Subaru debuted the Legacy Outback as a trim level option in 1995 in response to the growing popularity of SUVs like the Ford Explorer.
Subaru had carved out a profitable niche with variations on their Symmetrical All Wheel Drive system, first introduced in the 1972 Leone as an option. Their commitment to AWD, coupled with savvy marketing moves, like sponsoring the US Ski Team, helped them build a brand of go anywhere, fuel efficient cars that saw only marginal competition from the likes of Toyota, Honda, and VW. By the mid-1990s, Subaru was fully committed to AWD, making it standard across all models.
In the mid-1990s, in response to the growing threat from truck based SUVs, Subaru added a rugged looking version of the 2nd gen Legacy (and Impreza). Introduced in the US late in the 1995 model year, the Legacy Outback (and Impreza Outback Sport) was a Legacy option package that consisted of two tone paint, fog lights, a roof rack, unique alloy wheels and upgraded interior fabric. The 1996 model year debuted the look we have all come to know; a raised suspension combined with body cladding and a raised roof helped distinguish the Outback from the garden variety Legacy and with these changes, the Outback became a stand alone model. With early help from Crocodile Dundee, Subaru has managed sell over 2 million Outbacks since their introduction.
In late 1995, my wife and I found out we were expecting twins. Our first child was born about 3 weeks early, so when we got the news about the twins, due in August of 1996, we wasted no time in starting to shop for a car that would handle our growing family. We were still driving our 1989 Camry wagon but it was showing its age and limitations. Neither of us were much interested SUVs or minivans, just not our style. We both had fairly long commutes and valued the economy of smaller cars. With our son in tow, we would show up at dealer lots with three car seats and do the test. Could we fit three side by side and still close the doors?
I liked the look of the Ford Contour, still a bit of a rarity when we were shopping, but it failed the car seat test. It wasn’t even close. Next up, the the 5th generation Honda Accord, and again a fail, although it was close enough that we actually took it for a test drive. I liked the Accord a lot but we just couldn’t get those rear doors to slam shut.
Starting to think we would end up with something like a Taurus, my wife brought home a newsletter from 3M that outlined various discounts offered to 3M employees and their families. Subaru was on the list with what looked like a generous offer, $400 over dealer invoice. We stopped in at White Bear Subaru and immediately disclosed our intent to use the 3M pricing option. This turned out to be great because they stopped trying to sell us a car, always a process I dislike. We looked at an ’95 Outback on the showroom floor and asked if we could test out our car seats. With their approval, we strapped all three in and closed the doors, success!
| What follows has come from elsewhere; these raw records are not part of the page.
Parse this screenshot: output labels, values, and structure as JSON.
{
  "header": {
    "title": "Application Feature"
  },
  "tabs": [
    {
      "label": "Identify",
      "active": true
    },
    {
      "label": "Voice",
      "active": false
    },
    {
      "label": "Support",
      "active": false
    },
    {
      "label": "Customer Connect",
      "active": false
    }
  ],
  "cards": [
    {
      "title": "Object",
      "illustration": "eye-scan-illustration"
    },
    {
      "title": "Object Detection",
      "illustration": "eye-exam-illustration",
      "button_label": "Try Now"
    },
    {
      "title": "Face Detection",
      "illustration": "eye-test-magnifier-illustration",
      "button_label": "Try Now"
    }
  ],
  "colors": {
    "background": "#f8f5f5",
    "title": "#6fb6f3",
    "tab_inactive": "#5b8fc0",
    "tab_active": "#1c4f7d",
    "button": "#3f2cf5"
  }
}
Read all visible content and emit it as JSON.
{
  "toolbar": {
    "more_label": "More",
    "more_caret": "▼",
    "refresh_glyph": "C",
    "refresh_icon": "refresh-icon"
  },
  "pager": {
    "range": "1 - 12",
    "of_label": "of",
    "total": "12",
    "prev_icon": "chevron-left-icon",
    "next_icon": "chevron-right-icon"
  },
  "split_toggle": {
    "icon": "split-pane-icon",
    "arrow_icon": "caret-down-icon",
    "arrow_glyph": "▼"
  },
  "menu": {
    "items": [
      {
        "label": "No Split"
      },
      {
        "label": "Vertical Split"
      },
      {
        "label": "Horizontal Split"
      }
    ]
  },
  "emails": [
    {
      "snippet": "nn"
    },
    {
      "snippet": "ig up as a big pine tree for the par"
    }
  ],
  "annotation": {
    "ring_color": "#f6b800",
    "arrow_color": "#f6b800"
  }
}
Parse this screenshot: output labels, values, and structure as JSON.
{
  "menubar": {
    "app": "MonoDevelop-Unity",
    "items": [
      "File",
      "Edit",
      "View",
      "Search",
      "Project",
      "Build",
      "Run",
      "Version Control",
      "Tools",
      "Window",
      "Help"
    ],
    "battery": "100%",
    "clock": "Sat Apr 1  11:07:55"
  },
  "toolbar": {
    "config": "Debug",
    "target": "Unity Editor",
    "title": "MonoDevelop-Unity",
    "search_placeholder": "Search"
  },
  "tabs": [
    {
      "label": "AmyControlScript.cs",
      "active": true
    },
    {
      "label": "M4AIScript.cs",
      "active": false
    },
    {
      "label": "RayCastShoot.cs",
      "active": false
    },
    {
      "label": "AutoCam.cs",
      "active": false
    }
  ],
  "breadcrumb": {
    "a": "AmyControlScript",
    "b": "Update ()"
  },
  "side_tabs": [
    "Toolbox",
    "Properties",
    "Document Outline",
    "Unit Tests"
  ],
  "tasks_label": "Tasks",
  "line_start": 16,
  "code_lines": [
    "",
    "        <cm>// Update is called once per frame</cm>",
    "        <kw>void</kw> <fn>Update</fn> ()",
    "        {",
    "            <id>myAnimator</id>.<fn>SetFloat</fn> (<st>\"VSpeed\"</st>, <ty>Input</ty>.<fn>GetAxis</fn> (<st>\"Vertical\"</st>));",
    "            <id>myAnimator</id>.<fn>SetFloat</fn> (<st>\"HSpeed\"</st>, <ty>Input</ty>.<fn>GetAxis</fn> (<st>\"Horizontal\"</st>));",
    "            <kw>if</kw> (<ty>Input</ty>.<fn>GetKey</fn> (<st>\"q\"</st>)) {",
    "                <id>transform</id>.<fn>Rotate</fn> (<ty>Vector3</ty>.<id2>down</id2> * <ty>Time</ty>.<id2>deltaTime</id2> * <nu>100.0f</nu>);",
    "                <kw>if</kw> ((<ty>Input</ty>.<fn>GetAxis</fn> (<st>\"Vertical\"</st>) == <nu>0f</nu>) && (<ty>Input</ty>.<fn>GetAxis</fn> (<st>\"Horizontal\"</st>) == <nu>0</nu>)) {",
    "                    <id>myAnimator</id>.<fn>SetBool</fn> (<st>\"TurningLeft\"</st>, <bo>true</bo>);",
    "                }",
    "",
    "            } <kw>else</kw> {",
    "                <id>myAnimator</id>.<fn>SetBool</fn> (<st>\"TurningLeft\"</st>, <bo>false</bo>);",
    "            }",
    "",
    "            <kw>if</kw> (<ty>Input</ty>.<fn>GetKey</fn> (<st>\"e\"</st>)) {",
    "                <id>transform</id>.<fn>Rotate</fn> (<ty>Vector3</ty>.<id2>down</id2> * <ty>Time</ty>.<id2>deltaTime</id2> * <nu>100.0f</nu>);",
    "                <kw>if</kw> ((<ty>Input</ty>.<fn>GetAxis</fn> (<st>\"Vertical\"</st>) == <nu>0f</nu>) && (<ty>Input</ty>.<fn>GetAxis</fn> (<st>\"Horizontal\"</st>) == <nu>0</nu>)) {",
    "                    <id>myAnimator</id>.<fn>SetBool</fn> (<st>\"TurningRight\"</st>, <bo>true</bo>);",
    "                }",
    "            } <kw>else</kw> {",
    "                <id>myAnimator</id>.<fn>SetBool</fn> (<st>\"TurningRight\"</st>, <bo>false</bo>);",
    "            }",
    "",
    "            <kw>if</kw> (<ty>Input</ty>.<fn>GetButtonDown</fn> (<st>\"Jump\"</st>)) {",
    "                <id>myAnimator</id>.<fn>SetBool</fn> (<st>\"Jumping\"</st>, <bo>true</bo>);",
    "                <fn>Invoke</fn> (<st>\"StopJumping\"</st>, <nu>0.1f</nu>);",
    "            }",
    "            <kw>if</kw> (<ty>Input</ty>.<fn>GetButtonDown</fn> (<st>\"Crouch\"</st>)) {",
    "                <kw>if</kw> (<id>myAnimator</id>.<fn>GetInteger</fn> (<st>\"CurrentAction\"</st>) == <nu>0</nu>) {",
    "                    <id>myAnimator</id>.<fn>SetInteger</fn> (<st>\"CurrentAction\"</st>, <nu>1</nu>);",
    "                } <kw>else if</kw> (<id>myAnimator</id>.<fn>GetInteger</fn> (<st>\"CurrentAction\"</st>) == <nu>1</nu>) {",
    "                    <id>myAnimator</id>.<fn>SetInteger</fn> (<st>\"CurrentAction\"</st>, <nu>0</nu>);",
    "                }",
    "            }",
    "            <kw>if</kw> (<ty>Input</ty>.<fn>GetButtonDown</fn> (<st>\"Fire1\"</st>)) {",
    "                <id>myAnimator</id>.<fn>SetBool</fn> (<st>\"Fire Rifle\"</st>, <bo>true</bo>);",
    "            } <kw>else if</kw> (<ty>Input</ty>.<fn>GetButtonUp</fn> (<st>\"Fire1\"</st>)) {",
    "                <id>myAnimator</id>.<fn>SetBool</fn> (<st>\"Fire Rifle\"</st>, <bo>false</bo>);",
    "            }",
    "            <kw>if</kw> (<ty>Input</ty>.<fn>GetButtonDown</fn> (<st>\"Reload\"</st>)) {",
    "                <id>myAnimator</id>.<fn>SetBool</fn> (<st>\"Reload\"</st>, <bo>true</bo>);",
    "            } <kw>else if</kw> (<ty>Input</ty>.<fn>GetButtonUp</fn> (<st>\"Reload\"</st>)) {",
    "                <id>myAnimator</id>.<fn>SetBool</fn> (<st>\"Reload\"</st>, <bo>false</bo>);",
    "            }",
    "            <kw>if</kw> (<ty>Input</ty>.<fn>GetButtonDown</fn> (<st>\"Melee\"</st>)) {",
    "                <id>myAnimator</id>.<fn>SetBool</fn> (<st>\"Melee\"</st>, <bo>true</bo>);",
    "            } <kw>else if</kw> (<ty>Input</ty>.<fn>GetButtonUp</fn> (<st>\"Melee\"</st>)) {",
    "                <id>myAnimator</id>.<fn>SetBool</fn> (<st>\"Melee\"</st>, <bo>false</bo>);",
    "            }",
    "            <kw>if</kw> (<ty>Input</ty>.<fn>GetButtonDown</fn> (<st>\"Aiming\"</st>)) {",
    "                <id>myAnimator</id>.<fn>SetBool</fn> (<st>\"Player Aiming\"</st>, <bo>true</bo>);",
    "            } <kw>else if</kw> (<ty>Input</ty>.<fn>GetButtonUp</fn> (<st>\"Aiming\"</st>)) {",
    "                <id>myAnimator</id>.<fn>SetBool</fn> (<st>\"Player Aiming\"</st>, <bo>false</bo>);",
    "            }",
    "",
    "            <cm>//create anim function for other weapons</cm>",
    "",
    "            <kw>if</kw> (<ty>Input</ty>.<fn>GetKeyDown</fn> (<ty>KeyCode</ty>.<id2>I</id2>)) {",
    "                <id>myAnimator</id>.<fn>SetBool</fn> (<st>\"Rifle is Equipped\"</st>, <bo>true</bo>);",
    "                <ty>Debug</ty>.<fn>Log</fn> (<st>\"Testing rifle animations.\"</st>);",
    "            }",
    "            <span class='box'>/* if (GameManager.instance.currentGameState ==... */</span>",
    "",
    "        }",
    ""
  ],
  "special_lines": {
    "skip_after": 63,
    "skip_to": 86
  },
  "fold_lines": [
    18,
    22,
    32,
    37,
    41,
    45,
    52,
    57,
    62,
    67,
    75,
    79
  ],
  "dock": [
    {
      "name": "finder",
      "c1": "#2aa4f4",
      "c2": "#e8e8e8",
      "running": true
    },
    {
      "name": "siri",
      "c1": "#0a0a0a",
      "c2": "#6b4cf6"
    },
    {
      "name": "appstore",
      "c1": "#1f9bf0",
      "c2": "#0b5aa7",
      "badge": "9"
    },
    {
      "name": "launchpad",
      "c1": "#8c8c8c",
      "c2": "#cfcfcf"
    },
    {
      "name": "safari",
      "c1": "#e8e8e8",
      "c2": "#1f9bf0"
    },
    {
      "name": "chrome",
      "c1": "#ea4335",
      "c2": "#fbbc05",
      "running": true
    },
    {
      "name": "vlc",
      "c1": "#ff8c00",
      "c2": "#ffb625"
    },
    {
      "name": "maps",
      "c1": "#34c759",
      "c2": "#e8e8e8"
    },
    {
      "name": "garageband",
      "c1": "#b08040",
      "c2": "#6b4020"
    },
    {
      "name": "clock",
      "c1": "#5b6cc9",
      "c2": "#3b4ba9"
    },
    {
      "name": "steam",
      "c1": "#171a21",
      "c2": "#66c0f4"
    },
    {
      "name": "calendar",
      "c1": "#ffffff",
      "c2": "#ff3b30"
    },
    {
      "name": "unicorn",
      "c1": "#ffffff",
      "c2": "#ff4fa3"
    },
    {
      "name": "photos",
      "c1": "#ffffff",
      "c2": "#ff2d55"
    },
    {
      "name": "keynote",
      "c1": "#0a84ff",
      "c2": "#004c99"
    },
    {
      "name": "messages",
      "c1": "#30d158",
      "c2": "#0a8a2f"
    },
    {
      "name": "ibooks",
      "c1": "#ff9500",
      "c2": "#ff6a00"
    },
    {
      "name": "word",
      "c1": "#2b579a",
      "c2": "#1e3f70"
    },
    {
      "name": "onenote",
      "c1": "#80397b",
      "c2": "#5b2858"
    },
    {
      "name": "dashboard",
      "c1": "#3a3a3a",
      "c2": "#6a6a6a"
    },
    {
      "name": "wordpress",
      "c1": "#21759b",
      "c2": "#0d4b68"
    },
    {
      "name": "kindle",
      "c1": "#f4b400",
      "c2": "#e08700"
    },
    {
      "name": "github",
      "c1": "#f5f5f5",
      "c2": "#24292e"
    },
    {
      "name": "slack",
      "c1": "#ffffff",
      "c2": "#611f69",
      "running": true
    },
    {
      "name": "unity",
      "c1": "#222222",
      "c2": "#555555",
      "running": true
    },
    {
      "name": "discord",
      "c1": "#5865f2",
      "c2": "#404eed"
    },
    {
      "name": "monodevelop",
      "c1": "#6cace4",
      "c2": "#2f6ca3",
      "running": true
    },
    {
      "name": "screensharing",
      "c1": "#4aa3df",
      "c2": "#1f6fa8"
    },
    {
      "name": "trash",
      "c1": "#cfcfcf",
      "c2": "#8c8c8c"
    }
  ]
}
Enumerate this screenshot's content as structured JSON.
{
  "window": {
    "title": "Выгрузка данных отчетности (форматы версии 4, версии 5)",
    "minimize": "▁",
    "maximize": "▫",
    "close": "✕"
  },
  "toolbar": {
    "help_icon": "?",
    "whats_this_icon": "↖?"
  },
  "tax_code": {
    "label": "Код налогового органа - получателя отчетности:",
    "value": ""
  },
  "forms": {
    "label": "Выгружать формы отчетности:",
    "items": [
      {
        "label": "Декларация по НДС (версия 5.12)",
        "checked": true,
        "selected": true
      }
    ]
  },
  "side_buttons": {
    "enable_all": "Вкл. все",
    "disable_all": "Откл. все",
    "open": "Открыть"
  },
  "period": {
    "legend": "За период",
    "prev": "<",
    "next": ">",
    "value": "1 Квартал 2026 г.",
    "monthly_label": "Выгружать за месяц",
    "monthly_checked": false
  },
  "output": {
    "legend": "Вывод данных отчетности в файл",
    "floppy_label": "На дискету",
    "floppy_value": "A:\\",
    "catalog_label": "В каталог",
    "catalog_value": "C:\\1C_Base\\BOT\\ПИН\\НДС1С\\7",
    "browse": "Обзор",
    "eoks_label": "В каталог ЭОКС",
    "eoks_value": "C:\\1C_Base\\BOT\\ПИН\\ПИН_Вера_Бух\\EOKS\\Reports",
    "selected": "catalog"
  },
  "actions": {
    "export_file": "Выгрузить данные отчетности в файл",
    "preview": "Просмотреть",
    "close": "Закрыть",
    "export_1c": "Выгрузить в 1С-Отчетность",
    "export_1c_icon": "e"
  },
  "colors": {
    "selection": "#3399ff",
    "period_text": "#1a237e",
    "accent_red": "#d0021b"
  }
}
Next up was a test drive. Coming from the Camry, this was a very nice upgrade in terms of comfort and handling. We found a 5 speed manual in two tone red over grey. The manuals came with a viscous limited slip center differential as opposed to the electronically controlled AWD in the automatics. All 1995 Legacys were equipped with the EJ22E boxer engine. Rated 135 hp, this engine did not share the head gasket issues that would plague the 2.5 liter boxers through the later 1990s to the early 2010s.
This car was just a pleasure to drive and we quickly made the decision to buy it. In my opinion, the first year Outback was the best looking of the bunch. The cladding on the later years did nothing for me, but then I was never a late model Pontiac fan either. With the standard Legacy suspension, we got good looks of the Outback treatment without the detriment of the higher center of gravity. This car was everything I had wanted the Camry wagon to be. We had zero issues with the Outback, although we learned that AWD won’t help you when you do stupid things. My wife lost control on an icy curve taken at relatively low speed and put it into a field. And I learned what happens when you attempt to drive into packed snow that is deeper than your wheel clearance.
This car would hold the top spot on my favorites list until another red, four door wagon came along in 2003. My wife and I separated in early 1999 and the Outback stayed with her, leaving me to source a replacement suitable for day care transport. Oh, and twin girls were born almost 5 weeks early on the 4th of July.